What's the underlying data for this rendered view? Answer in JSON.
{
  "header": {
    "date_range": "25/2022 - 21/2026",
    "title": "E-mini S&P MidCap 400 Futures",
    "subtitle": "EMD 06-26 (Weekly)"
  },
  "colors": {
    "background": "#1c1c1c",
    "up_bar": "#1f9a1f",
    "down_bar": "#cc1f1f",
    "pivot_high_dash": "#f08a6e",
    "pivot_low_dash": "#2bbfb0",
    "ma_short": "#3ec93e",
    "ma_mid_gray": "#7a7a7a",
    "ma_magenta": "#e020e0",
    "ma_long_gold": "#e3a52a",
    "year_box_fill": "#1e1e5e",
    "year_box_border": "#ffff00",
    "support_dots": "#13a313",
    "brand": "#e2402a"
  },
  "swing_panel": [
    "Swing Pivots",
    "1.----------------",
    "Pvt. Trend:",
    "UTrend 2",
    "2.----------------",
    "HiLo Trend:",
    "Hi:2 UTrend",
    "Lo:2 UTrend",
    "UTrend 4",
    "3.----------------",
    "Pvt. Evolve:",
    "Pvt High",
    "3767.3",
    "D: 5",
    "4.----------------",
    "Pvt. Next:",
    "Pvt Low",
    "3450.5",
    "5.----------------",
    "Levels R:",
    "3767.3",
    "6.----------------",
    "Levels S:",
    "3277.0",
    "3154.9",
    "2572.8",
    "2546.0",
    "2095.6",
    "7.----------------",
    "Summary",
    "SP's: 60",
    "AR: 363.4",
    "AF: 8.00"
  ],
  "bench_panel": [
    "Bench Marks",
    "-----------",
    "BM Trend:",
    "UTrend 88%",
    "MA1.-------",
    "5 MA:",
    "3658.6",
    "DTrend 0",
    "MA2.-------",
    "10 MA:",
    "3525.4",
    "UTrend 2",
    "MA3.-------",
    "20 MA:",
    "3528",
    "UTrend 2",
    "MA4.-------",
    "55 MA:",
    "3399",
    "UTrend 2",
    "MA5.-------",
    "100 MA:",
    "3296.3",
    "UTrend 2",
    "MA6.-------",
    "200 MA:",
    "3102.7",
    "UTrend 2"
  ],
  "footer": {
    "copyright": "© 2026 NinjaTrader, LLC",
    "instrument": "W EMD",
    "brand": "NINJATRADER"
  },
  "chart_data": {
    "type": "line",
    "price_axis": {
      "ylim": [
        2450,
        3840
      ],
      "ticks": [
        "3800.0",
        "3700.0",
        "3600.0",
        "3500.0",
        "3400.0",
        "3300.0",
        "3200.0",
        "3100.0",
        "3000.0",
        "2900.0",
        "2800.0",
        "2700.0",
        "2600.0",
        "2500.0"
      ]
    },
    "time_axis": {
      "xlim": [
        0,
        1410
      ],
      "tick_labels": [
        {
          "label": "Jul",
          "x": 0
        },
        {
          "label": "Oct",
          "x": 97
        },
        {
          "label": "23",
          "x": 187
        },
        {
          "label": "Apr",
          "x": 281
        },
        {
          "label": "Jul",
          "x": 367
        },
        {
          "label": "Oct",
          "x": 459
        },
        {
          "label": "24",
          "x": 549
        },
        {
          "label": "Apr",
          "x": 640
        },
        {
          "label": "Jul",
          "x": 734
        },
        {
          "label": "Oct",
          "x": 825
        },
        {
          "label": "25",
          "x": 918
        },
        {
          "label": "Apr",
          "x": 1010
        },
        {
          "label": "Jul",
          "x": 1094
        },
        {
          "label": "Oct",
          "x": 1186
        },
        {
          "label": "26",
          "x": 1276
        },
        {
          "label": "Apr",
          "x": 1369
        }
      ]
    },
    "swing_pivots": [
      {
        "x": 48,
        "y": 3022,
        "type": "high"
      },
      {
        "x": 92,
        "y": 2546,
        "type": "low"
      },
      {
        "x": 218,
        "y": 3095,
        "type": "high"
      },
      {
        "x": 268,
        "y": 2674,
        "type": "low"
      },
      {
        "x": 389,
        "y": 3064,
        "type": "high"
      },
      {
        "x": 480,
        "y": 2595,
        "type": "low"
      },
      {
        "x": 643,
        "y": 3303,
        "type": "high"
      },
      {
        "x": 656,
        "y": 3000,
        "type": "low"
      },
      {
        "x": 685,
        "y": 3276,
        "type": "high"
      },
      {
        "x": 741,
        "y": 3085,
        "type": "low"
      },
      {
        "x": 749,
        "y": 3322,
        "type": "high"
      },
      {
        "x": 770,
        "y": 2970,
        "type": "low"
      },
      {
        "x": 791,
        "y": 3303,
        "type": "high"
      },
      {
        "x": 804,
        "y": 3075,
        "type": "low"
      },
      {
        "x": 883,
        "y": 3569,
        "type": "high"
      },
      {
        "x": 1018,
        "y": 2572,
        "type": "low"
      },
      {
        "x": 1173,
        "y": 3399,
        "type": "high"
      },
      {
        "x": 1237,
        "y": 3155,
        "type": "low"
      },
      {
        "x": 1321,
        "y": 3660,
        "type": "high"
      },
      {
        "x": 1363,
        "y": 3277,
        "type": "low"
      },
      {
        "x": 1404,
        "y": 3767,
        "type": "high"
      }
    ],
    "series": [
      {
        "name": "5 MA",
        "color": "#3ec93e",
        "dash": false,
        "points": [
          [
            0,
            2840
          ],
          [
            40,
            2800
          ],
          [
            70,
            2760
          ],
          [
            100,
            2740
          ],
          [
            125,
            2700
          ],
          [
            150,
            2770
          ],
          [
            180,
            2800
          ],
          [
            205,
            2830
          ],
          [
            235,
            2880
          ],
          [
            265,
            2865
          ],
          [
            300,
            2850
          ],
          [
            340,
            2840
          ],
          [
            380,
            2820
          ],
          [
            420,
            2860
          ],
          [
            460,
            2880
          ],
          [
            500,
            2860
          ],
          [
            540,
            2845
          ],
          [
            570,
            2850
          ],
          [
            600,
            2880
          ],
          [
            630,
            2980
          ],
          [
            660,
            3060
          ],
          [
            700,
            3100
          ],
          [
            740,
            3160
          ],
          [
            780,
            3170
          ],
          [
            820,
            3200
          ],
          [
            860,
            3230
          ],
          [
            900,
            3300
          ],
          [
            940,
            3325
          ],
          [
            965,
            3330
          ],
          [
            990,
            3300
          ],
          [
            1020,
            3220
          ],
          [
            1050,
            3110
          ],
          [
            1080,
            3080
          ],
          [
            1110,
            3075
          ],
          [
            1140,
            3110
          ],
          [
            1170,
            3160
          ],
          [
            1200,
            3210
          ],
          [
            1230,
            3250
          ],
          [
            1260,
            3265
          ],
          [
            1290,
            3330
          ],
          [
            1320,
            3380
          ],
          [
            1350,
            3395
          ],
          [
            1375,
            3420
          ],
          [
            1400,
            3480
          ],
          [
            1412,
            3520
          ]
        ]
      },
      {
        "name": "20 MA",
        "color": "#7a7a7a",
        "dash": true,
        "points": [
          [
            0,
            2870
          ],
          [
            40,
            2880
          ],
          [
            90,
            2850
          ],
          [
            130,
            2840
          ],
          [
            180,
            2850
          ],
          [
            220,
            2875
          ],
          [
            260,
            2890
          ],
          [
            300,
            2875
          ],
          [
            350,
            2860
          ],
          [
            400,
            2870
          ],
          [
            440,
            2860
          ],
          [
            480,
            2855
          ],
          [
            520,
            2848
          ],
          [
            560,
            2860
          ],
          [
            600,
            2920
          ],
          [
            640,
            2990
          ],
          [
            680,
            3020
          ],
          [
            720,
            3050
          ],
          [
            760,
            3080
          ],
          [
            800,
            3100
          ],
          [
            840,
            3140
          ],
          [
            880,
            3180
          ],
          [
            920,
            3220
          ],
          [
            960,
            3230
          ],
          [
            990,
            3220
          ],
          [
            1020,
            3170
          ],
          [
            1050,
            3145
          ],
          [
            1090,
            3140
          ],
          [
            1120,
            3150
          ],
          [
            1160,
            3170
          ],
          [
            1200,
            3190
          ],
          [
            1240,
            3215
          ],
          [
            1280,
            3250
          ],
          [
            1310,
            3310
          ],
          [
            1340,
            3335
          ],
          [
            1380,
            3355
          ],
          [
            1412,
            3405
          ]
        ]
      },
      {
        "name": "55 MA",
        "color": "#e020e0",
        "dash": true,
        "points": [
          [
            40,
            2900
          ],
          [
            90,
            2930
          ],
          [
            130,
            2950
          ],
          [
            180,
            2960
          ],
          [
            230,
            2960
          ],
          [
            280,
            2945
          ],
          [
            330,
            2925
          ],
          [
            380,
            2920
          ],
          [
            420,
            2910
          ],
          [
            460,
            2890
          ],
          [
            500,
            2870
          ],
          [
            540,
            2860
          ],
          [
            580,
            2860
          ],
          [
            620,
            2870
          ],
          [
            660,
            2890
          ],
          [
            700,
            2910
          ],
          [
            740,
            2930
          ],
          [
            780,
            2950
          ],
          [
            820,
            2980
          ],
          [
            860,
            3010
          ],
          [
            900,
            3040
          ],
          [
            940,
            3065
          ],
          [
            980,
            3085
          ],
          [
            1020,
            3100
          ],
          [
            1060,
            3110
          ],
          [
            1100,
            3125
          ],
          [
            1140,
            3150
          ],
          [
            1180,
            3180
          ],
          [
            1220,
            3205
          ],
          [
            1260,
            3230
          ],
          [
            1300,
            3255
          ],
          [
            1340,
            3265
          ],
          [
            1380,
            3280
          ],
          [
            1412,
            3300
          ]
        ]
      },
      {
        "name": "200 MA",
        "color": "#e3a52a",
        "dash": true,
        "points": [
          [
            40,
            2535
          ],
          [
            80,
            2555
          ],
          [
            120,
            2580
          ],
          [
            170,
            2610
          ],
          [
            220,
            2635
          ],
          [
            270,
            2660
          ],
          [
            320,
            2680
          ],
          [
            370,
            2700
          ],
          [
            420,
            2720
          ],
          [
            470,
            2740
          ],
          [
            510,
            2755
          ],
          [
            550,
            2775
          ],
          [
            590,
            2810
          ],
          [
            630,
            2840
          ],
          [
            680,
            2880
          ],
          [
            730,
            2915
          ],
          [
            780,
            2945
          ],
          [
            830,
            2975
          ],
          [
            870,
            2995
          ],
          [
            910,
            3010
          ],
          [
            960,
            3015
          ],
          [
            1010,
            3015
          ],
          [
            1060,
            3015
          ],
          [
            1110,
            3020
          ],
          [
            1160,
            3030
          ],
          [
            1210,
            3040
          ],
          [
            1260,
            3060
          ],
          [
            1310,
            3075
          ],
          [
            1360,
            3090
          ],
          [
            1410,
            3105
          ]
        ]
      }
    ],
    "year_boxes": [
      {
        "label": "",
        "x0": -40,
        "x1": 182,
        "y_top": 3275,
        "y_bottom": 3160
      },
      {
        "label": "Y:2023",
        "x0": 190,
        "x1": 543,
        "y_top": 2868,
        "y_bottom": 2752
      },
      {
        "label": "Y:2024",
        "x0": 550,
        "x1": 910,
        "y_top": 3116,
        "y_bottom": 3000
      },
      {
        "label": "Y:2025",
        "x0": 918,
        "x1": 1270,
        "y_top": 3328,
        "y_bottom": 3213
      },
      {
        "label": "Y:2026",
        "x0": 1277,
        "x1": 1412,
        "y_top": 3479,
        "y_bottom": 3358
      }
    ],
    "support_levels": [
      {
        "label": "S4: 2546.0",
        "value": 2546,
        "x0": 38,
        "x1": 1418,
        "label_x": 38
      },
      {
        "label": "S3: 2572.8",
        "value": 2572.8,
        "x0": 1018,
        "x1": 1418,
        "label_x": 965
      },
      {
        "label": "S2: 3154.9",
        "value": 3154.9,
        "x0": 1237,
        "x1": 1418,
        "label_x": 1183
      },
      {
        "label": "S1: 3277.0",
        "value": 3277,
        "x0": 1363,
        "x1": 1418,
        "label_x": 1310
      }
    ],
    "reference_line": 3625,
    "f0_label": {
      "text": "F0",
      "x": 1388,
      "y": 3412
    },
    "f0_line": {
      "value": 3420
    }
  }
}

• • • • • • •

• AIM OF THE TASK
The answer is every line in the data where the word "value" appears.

• FINISHED EXERCISE
        "value": 2546,
        "value": 2572.8,
        "value": 3154.9,
        "value": 3277,
      "value": 3420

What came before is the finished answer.